### REQUIRED ACTION
Copy every line below that has the word "celebrity" in it.

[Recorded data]
_ _ _ _

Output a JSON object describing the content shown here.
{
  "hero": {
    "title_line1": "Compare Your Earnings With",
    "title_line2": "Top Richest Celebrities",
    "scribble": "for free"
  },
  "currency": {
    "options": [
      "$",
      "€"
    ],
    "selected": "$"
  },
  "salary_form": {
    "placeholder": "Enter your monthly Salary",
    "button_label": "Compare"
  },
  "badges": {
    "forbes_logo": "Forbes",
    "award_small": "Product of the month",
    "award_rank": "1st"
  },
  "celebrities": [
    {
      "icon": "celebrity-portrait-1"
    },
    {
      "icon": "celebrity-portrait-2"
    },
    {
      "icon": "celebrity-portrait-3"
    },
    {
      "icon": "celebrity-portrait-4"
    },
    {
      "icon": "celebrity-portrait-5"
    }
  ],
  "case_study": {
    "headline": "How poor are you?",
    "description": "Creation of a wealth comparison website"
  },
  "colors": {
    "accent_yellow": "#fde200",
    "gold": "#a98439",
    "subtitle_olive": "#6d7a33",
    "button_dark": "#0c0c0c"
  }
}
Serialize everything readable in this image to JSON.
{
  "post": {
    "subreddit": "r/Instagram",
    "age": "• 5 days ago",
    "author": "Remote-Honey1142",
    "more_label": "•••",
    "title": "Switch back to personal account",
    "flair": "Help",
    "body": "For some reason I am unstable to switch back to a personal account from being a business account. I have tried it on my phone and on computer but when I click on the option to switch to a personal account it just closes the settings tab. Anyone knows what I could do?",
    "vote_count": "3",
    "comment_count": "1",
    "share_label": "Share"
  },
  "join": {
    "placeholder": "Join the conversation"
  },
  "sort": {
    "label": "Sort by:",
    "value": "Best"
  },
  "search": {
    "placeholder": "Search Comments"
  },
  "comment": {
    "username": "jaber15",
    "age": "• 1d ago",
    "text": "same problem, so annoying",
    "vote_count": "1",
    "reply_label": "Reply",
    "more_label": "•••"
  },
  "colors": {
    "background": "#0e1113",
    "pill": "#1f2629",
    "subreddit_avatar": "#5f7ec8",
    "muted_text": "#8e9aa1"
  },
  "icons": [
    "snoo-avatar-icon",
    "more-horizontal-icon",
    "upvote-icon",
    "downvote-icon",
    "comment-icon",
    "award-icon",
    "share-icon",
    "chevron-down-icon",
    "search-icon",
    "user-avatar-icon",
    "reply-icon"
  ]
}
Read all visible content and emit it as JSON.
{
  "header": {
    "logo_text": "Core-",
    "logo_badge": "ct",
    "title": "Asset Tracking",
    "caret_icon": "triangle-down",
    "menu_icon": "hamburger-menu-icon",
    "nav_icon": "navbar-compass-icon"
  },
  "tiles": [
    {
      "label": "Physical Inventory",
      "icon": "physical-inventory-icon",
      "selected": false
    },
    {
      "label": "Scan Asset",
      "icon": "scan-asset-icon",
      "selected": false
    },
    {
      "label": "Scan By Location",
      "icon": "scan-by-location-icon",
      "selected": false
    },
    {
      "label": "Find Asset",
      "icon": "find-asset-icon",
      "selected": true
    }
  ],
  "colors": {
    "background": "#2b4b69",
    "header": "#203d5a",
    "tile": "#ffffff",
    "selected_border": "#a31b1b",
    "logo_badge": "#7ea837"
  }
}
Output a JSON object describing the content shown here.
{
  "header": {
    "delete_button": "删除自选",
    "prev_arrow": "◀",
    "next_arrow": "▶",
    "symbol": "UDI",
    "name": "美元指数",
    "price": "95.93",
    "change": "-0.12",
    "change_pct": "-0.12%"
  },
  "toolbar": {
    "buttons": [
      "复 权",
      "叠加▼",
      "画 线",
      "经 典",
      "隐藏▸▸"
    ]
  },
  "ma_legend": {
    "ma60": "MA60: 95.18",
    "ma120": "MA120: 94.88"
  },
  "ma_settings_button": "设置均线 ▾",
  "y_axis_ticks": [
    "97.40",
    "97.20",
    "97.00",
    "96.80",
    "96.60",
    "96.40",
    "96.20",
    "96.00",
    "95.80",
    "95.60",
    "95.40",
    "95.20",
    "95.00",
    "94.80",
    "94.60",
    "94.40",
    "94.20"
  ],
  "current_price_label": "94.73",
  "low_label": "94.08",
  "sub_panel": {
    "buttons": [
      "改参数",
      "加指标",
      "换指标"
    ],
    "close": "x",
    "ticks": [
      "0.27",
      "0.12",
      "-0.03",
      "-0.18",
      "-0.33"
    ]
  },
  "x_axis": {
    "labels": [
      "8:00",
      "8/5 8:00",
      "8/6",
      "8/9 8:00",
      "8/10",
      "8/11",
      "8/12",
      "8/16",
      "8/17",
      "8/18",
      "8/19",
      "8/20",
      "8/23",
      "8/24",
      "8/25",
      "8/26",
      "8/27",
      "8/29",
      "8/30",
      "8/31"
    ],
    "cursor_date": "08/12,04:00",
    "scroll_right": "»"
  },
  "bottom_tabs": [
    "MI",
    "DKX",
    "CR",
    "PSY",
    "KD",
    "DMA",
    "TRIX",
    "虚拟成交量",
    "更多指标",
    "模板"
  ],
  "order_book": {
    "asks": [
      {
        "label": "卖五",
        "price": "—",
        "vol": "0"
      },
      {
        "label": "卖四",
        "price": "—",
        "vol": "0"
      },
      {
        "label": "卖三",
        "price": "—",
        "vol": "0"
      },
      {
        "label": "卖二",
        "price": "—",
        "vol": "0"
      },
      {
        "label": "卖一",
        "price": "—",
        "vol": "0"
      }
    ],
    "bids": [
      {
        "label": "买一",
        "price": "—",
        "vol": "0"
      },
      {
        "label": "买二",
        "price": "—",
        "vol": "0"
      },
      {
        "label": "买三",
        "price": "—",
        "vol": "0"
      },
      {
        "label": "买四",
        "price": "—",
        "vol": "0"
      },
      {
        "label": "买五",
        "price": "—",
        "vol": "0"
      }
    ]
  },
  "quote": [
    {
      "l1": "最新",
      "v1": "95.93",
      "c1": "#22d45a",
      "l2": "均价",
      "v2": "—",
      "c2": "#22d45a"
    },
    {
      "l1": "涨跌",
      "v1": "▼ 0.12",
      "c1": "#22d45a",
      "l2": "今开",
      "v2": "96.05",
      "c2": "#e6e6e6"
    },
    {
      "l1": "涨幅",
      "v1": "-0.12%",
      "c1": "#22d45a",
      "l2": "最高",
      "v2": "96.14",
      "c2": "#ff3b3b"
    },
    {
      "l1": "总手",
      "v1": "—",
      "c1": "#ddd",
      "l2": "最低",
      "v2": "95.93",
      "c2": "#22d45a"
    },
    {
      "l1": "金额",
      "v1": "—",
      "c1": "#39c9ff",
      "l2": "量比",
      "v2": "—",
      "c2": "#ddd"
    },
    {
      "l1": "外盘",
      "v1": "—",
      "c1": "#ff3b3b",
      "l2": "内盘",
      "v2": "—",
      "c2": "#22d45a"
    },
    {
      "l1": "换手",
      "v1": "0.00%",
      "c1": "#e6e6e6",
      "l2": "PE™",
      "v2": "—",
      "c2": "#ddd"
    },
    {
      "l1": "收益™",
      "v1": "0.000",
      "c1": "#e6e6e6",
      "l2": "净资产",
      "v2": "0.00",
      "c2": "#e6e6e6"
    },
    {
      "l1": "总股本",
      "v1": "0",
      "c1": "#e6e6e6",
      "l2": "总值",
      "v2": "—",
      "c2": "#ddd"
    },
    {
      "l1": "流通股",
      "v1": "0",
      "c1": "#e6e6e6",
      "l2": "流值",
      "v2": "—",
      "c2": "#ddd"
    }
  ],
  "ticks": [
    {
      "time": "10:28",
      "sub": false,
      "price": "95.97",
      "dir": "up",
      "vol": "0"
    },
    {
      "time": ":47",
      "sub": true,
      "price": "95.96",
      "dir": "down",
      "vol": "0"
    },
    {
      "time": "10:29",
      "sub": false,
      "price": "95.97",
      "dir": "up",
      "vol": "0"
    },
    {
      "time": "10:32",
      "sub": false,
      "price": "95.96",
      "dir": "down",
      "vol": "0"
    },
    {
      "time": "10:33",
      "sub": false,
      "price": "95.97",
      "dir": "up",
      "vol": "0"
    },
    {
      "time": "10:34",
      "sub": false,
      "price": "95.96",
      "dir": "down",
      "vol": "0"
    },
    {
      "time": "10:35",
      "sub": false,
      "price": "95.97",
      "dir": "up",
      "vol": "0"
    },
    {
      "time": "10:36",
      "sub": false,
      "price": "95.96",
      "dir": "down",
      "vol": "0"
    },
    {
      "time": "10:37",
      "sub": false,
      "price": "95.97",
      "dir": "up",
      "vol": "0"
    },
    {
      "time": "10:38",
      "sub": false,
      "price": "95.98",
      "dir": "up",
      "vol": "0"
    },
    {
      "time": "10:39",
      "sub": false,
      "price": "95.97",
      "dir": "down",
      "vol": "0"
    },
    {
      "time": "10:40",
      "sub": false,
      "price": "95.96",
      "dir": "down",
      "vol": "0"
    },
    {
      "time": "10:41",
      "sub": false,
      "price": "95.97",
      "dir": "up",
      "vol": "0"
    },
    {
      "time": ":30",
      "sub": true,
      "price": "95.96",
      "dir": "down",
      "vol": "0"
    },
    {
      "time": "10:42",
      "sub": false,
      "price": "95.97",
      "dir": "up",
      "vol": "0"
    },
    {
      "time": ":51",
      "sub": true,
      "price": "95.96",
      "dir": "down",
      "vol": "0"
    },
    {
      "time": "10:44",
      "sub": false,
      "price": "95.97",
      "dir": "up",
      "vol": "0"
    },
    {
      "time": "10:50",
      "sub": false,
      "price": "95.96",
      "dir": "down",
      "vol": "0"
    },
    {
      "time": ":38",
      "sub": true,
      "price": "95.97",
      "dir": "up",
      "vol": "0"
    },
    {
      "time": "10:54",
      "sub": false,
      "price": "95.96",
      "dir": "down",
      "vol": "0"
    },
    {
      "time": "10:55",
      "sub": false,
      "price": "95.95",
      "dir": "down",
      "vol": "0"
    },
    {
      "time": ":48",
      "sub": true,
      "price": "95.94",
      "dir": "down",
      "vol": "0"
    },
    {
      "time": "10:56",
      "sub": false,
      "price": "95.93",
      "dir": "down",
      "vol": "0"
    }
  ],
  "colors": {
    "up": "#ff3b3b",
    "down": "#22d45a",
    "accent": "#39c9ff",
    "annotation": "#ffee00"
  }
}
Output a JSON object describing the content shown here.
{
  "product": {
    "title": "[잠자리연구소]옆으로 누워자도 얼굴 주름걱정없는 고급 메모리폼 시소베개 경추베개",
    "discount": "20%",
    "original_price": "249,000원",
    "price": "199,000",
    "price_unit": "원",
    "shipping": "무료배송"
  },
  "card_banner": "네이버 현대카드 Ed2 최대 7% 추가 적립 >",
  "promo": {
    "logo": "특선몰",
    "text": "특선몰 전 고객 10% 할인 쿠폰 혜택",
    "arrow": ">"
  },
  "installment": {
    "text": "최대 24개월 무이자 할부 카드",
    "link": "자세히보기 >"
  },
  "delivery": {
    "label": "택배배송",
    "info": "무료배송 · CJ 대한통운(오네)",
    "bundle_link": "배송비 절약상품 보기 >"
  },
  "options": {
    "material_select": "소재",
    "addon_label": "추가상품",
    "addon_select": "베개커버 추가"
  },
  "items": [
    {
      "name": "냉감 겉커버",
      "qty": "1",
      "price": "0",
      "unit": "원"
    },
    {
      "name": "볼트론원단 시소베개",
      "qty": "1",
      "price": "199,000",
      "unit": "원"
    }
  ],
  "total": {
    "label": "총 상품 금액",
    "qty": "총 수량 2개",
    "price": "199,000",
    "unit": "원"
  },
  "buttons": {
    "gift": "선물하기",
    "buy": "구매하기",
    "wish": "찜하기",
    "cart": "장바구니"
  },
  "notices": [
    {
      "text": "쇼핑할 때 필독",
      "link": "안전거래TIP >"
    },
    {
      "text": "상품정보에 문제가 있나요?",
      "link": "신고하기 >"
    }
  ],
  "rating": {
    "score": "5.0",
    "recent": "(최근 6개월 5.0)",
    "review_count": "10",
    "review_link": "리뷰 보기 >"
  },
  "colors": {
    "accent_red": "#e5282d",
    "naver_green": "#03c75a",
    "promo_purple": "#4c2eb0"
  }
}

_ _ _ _

### WRITTEN RESPONSE
      "icon": "celebrity-portrait-1"
      "icon": "celebrity-portrait-2"
      "icon": "celebrity-portrait-3"
      "icon": "celebrity-portrait-4"
      "icon": "celebrity-portrait-5"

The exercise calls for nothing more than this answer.